In light of the 17th Conference of the Parties to the UN Framework Convention on Climate Change (UNFCCC COP17) at the end of this month in Durban, South Africa, considerable attention is focused on measures to mitigate the effects of rising atmospheric greenhouse gases. But many people, particularly farmers, are already experiencing the impacts of increasing temperatures and changes in precipitation.
Oxfam International (as part of its GROW campaign) and Kulima Integrated Development Solutions conducted a survey of farmers in Zambia, Zimbabwe, Mozambique, Malawi and South Africa about their observations of changes in climate. Presented in a new policy-practice report, the results highlight the elevated risk of poor yields and crop failures that farmers in Southern Africa now face. At the same time, farmers are being “as resourceful, enterprising and experimental as possible” to change agricultural practices and diversify livelihoods in order to respond to these climatic and other associated environmental and economic stressors.

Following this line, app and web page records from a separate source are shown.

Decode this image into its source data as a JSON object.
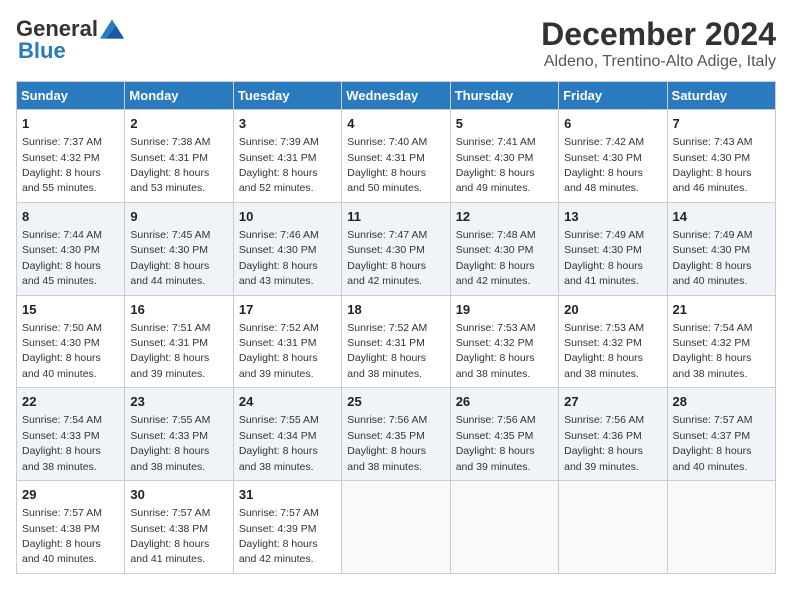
{
  "header": {
    "logo_general": "General",
    "logo_blue": "Blue",
    "main_title": "December 2024",
    "subtitle": "Aldeno, Trentino-Alto Adige, Italy"
  },
  "calendar": {
    "days_of_week": [
      "Sunday",
      "Monday",
      "Tuesday",
      "Wednesday",
      "Thursday",
      "Friday",
      "Saturday"
    ],
    "weeks": [
      [
        null,
        null,
        null,
        null,
        null,
        null,
        null
      ]
    ]
  },
  "cells": [
    {
      "day": "1",
      "sunrise": "Sunrise: 7:37 AM",
      "sunset": "Sunset: 4:32 PM",
      "daylight": "Daylight: 8 hours and 55 minutes."
    },
    {
      "day": "2",
      "sunrise": "Sunrise: 7:38 AM",
      "sunset": "Sunset: 4:31 PM",
      "daylight": "Daylight: 8 hours and 53 minutes."
    },
    {
      "day": "3",
      "sunrise": "Sunrise: 7:39 AM",
      "sunset": "Sunset: 4:31 PM",
      "daylight": "Daylight: 8 hours and 52 minutes."
    },
    {
      "day": "4",
      "sunrise": "Sunrise: 7:40 AM",
      "sunset": "Sunset: 4:31 PM",
      "daylight": "Daylight: 8 hours and 50 minutes."
    },
    {
      "day": "5",
      "sunrise": "Sunrise: 7:41 AM",
      "sunset": "Sunset: 4:30 PM",
      "daylight": "Daylight: 8 hours and 49 minutes."
    },
    {
      "day": "6",
      "sunrise": "Sunrise: 7:42 AM",
      "sunset": "Sunset: 4:30 PM",
      "daylight": "Daylight: 8 hours and 48 minutes."
    },
    {
      "day": "7",
      "sunrise": "Sunrise: 7:43 AM",
      "sunset": "Sunset: 4:30 PM",
      "daylight": "Daylight: 8 hours and 46 minutes."
    },
    {
      "day": "8",
      "sunrise": "Sunrise: 7:44 AM",
      "sunset": "Sunset: 4:30 PM",
      "daylight": "Daylight: 8 hours and 45 minutes."
    },
    {
      "day": "9",
      "sunrise": "Sunrise: 7:45 AM",
      "sunset": "Sunset: 4:30 PM",
      "daylight": "Daylight: 8 hours and 44 minutes."
    },
    {
      "day": "10",
      "sunrise": "Sunrise: 7:46 AM",
      "sunset": "Sunset: 4:30 PM",
      "daylight": "Daylight: 8 hours and 43 minutes."
    },
    {
      "day": "11",
      "sunrise": "Sunrise: 7:47 AM",
      "sunset": "Sunset: 4:30 PM",
      "daylight": "Daylight: 8 hours and 42 minutes."
    },
    {
      "day": "12",
      "sunrise": "Sunrise: 7:48 AM",
      "sunset": "Sunset: 4:30 PM",
      "daylight": "Daylight: 8 hours and 42 minutes."
    },
    {
      "day": "13",
      "sunrise": "Sunrise: 7:49 AM",
      "sunset": "Sunset: 4:30 PM",
      "daylight": "Daylight: 8 hours and 41 minutes."
    },
    {
      "day": "14",
      "sunrise": "Sunrise: 7:49 AM",
      "sunset": "Sunset: 4:30 PM",
      "daylight": "Daylight: 8 hours and 40 minutes."
    },
    {
      "day": "15",
      "sunrise": "Sunrise: 7:50 AM",
      "sunset": "Sunset: 4:30 PM",
      "daylight": "Daylight: 8 hours and 40 minutes."
    },
    {
      "day": "16",
      "sunrise": "Sunrise: 7:51 AM",
      "sunset": "Sunset: 4:31 PM",
      "daylight": "Daylight: 8 hours and 39 minutes."
    },
    {
      "day": "17",
      "sunrise": "Sunrise: 7:52 AM",
      "sunset": "Sunset: 4:31 PM",
      "daylight": "Daylight: 8 hours and 39 minutes."
    },
    {
      "day": "18",
      "sunrise": "Sunrise: 7:52 AM",
      "sunset": "Sunset: 4:31 PM",
      "daylight": "Daylight: 8 hours and 38 minutes."
    },
    {
      "day": "19",
      "sunrise": "Sunrise: 7:53 AM",
      "sunset": "Sunset: 4:32 PM",
      "daylight": "Daylight: 8 hours and 38 minutes."
    },
    {
      "day": "20",
      "sunrise": "Sunrise: 7:53 AM",
      "sunset": "Sunset: 4:32 PM",
      "daylight": "Daylight: 8 hours and 38 minutes."
    },
    {
      "day": "21",
      "sunrise": "Sunrise: 7:54 AM",
      "sunset": "Sunset: 4:32 PM",
      "daylight": "Daylight: 8 hours and 38 minutes."
    },
    {
      "day": "22",
      "sunrise": "Sunrise: 7:54 AM",
      "sunset": "Sunset: 4:33 PM",
      "daylight": "Daylight: 8 hours and 38 minutes."
    },
    {
      "day": "23",
      "sunrise": "Sunrise: 7:55 AM",
      "sunset": "Sunset: 4:33 PM",
      "daylight": "Daylight: 8 hours and 38 minutes."
    },
    {
      "day": "24",
      "sunrise": "Sunrise: 7:55 AM",
      "sunset": "Sunset: 4:34 PM",
      "daylight": "Daylight: 8 hours and 38 minutes."
    },
    {
      "day": "25",
      "sunrise": "Sunrise: 7:56 AM",
      "sunset": "Sunset: 4:35 PM",
      "daylight": "Daylight: 8 hours and 38 minutes."
    },
    {
      "day": "26",
      "sunrise": "Sunrise: 7:56 AM",
      "sunset": "Sunset: 4:35 PM",
      "daylight": "Daylight: 8 hours and 39 minutes."
    },
    {
      "day": "27",
      "sunrise": "Sunrise: 7:56 AM",
      "sunset": "Sunset: 4:36 PM",
      "daylight": "Daylight: 8 hours and 39 minutes."
    },
    {
      "day": "28",
      "sunrise": "Sunrise: 7:57 AM",
      "sunset": "Sunset: 4:37 PM",
      "daylight": "Daylight: 8 hours and 40 minutes."
    },
    {
      "day": "29",
      "sunrise": "Sunrise: 7:57 AM",
      "sunset": "Sunset: 4:38 PM",
      "daylight": "Daylight: 8 hours and 40 minutes."
    },
    {
      "day": "30",
      "sunrise": "Sunrise: 7:57 AM",
      "sunset": "Sunset: 4:38 PM",
      "daylight": "Daylight: 8 hours and 41 minutes."
    },
    {
      "day": "31",
      "sunrise": "Sunrise: 7:57 AM",
      "sunset": "Sunset: 4:39 PM",
      "daylight": "Daylight: 8 hours and 42 minutes."
    }
  ]
}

The report offers recommendations in terms of policy, funding, and technical capacity for COP17 and beyond.